Tips on Traveling to China

Tips on Traveling to China
While China has become more open and more extensively visited over the last 20 to 30 years, the country remains mysterious and charming to outsiders. China's culture retains many aspects capable of shocking and amazing those who visit. It is a land of almost unbelievable extremes, in the people and in the landscape.


Depending on your area of travel, there may not be an English-speaking person available to translate or capable of understanding you. In larger cities or near a university, you may find a number of volunteers eager to practice their English by speaking with you or offering assistance. Be wary, as some offers of help are made by people on the lookout for tourists and travelers, hoping to direct them to specific hotels, shops and restaurants. In some cases, they can be quite aggressive and insistent.


Language Barriers

Chinese is a complex language, depending largely on pronunciation to differentiate among very similar words. Simply knowing the pinyin version of the language (the written pronunciation of characters) is not enough to ensure you will be understood when attempting to pronounce even common words.

While Mandarin is the most widespread form of the language, it is only one dialect of many. Do not expect to enter an area and have the ability to read the signs or to communicate if you do not have several years of intensive experience with the language.


Expect a more formal, conservative atmosphere for the most part, concerning both manner of dress and behavior. Travel agency tours may involve special events which require formal attire, so check before your departure to ensure you understand the requirements of your itinerary. Festivals are often formal dress occasions. If you visit a family home, make sure that your clothes are modest and not overly revealing.


Expect to be pushed to spend money, to browse and purchase souvenirs. While this occurs most baldly around tourist attractions, there are also high pressure salespeople found somewhat unexpectedly in more remote locations. Try to be understanding when possible, as some of those hoping to sell you trinkets are impoverished people trying to make enough money to meet basic needs.

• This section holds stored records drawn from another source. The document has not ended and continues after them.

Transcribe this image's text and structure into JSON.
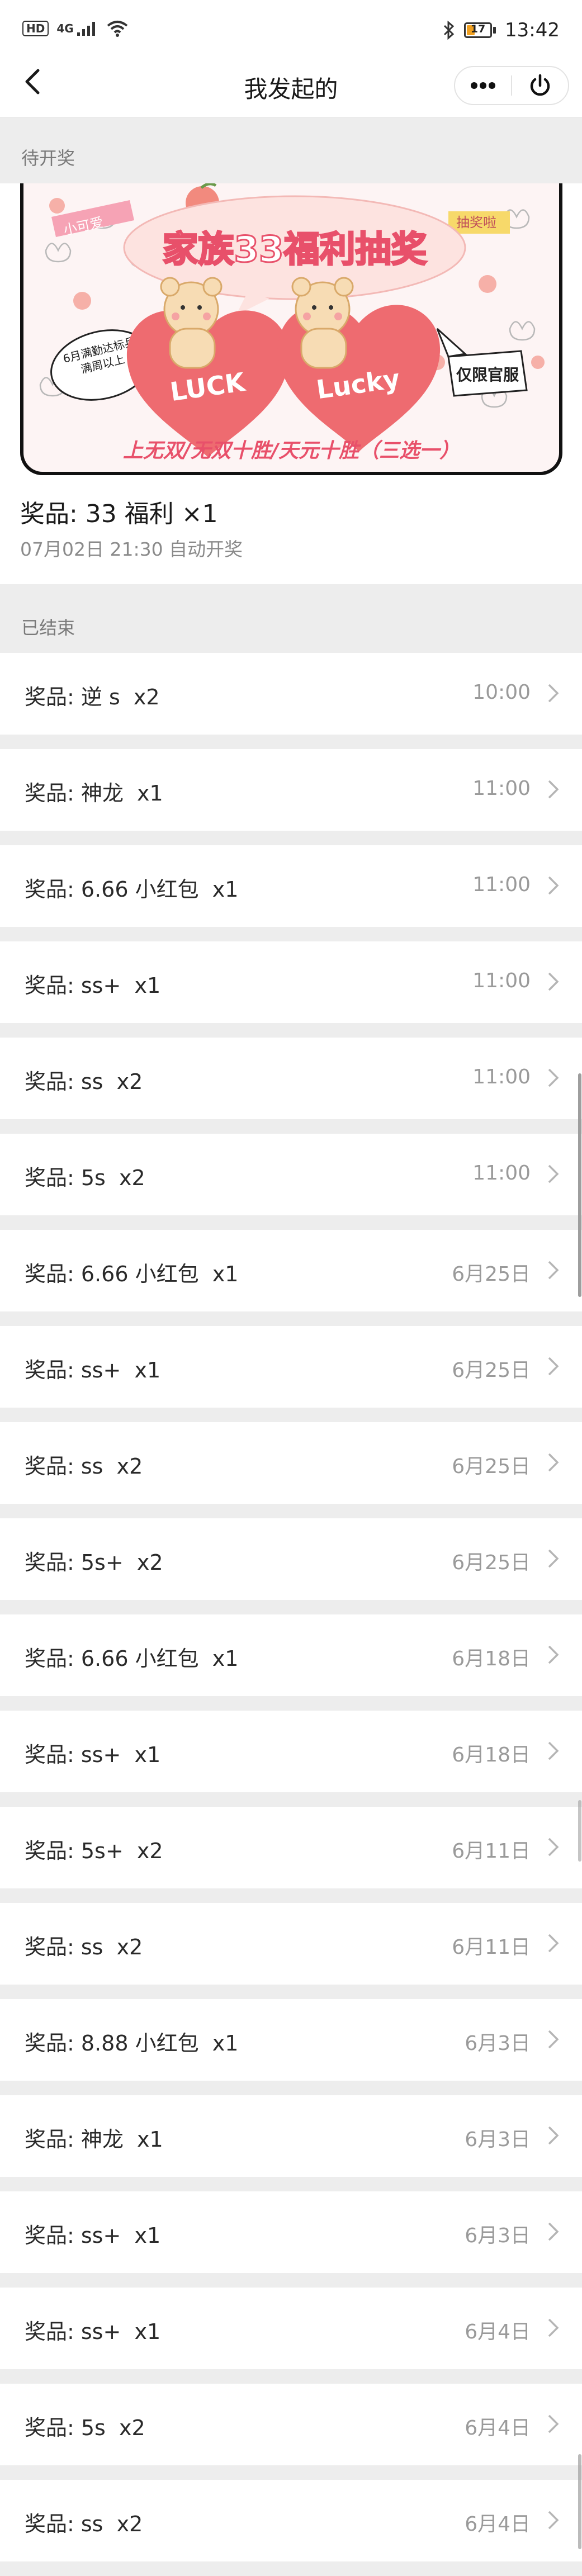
{
  "status_bar": {
    "left_badge": "HD",
    "network": "4G",
    "battery": "17",
    "time": "13:42",
    "icons": [
      "sim-icon",
      "signal-icon",
      "wifi-icon",
      "bluetooth-icon",
      "battery-icon"
    ]
  },
  "nav": {
    "title": "我发起的",
    "back_icon": "back-arrow-icon",
    "more_icon": "more-dots-icon",
    "close_icon": "power-icon"
  },
  "sections": {
    "pending": "待开奖",
    "ended": "已结束"
  },
  "pending": {
    "banner": {
      "headline": "家族33福利抽奖",
      "corner_tag_left": "小可爱",
      "corner_tag_right": "抽奖啦",
      "left_note": "6月满勤达标兵满周以上",
      "heart_left": "LUCK",
      "heart_right": "Lucky",
      "badge": "仅限官服",
      "bottom_text": "上无双/无双十胜/天元十胜（三选一）",
      "colors": {
        "pink": "#e8506a",
        "heart": "#ee6b70",
        "frame": "#111111",
        "bubble": "#fde3e0"
      }
    },
    "prize": "奖品: 33 福利 ×1",
    "draw_time": "07月02日 21:30 自动开奖"
  },
  "ended": [
    {
      "prize": "奖品: 逆 s  x2",
      "date": "10:00"
    },
    {
      "prize": "奖品: 神龙  x1",
      "date": "11:00"
    },
    {
      "prize": "奖品: 6.66 小红包  x1",
      "date": "11:00"
    },
    {
      "prize": "奖品: ss+  x1",
      "date": "11:00"
    },
    {
      "prize": "奖品: ss  x2",
      "date": "11:00"
    },
    {
      "prize": "奖品: 5s  x2",
      "date": "11:00"
    },
    {
      "prize": "奖品: 6.66 小红包  x1",
      "date": "6月25日"
    },
    {
      "prize": "奖品: ss+  x1",
      "date": "6月25日"
    },
    {
      "prize": "奖品: ss  x2",
      "date": "6月25日"
    },
    {
      "prize": "奖品: 5s+  x2",
      "date": "6月25日"
    },
    {
      "prize": "奖品: 6.66 小红包  x1",
      "date": "6月18日"
    },
    {
      "prize": "奖品: ss+  x1",
      "date": "6月18日"
    },
    {
      "prize": "奖品: 5s+  x2",
      "date": "6月11日"
    },
    {
      "prize": "奖品: ss  x2",
      "date": "6月11日"
    },
    {
      "prize": "奖品: 8.88 小红包  x1",
      "date": "6月3日"
    },
    {
      "prize": "奖品: 神龙  x1",
      "date": "6月3日"
    },
    {
      "prize": "奖品: ss+  x1",
      "date": "6月3日"
    },
    {
      "prize": "奖品: ss+  x1",
      "date": "6月4日"
    },
    {
      "prize": "奖品: 5s  x2",
      "date": "6月4日"
    },
    {
      "prize": "奖品: ss  x2",
      "date": "6月4日"
    }
  ]
}
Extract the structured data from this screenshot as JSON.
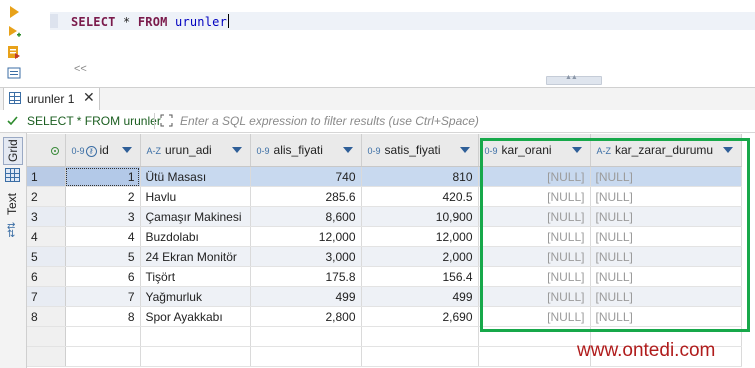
{
  "editor": {
    "sql_select": "SELECT",
    "sql_star": "*",
    "sql_from": "FROM",
    "sql_table": "urunler",
    "scroll_left": "<<"
  },
  "tab": {
    "label": "urunler 1",
    "close": "✕"
  },
  "filter": {
    "query_label": "SELECT * FROM urunler",
    "placeholder": "Enter a SQL expression to filter results (use Ctrl+Space)"
  },
  "side_panel": {
    "grid_label": "Grid",
    "text_label": "Text"
  },
  "grid": {
    "columns": [
      {
        "type": "0-9",
        "name": "id"
      },
      {
        "type": "A-Z",
        "name": "urun_adi"
      },
      {
        "type": "0-9",
        "name": "alis_fiyati"
      },
      {
        "type": "0-9",
        "name": "satis_fiyati"
      },
      {
        "type": "0-9",
        "name": "kar_orani"
      },
      {
        "type": "A-Z",
        "name": "kar_zarar_durumu"
      }
    ],
    "rows": [
      {
        "n": "1",
        "id": "1",
        "urun_adi": "Ütü Masası",
        "alis": "740",
        "satis": "810",
        "kar_orani": "[NULL]",
        "kar_zarar": "[NULL]"
      },
      {
        "n": "2",
        "id": "2",
        "urun_adi": "Havlu",
        "alis": "285.6",
        "satis": "420.5",
        "kar_orani": "[NULL]",
        "kar_zarar": "[NULL]"
      },
      {
        "n": "3",
        "id": "3",
        "urun_adi": "Çamaşır Makinesi",
        "alis": "8,600",
        "satis": "10,900",
        "kar_orani": "[NULL]",
        "kar_zarar": "[NULL]"
      },
      {
        "n": "4",
        "id": "4",
        "urun_adi": "Buzdolabı",
        "alis": "12,000",
        "satis": "12,000",
        "kar_orani": "[NULL]",
        "kar_zarar": "[NULL]"
      },
      {
        "n": "5",
        "id": "5",
        "urun_adi": "24 Ekran Monitör",
        "alis": "3,000",
        "satis": "2,000",
        "kar_orani": "[NULL]",
        "kar_zarar": "[NULL]"
      },
      {
        "n": "6",
        "id": "6",
        "urun_adi": "Tişört",
        "alis": "175.8",
        "satis": "156.4",
        "kar_orani": "[NULL]",
        "kar_zarar": "[NULL]"
      },
      {
        "n": "7",
        "id": "7",
        "urun_adi": "Yağmurluk",
        "alis": "499",
        "satis": "499",
        "kar_orani": "[NULL]",
        "kar_zarar": "[NULL]"
      },
      {
        "n": "8",
        "id": "8",
        "urun_adi": "Spor Ayakkabı",
        "alis": "2,800",
        "satis": "2,690",
        "kar_orani": "[NULL]",
        "kar_zarar": "[NULL]"
      }
    ]
  },
  "watermark": "www.ontedi.com",
  "colors": {
    "highlight": "#17a84a",
    "watermark": "#b01c1c",
    "selected_row": "#c8d9ef"
  }
}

Beggars are frequent and insistent in some areas. You may witness harsh scenes, especially in areas where tourism is common. Very young and very severely disabled people are often prominent beggars. The sight of their situation can be overwhelming and emotional. Giving to some can bring an even greater crowd to your area and may create a dangerous situation for you and for the people you are trying to help.


Article Written By Alice Moon

Alice Moon is a freelance writer with more than 10 years of experience. She was chosen as a Smithsonian Institute intern, working for the National Zoo in Washington, D.C., and has traveled throughout Asia. Moon holds a Bachelor of Science in political science from Ball State University.

Don't Miss a Thing!

All our latest outdoor content delivered to your inbox once a week.



We promise to keep your email address safe and secure.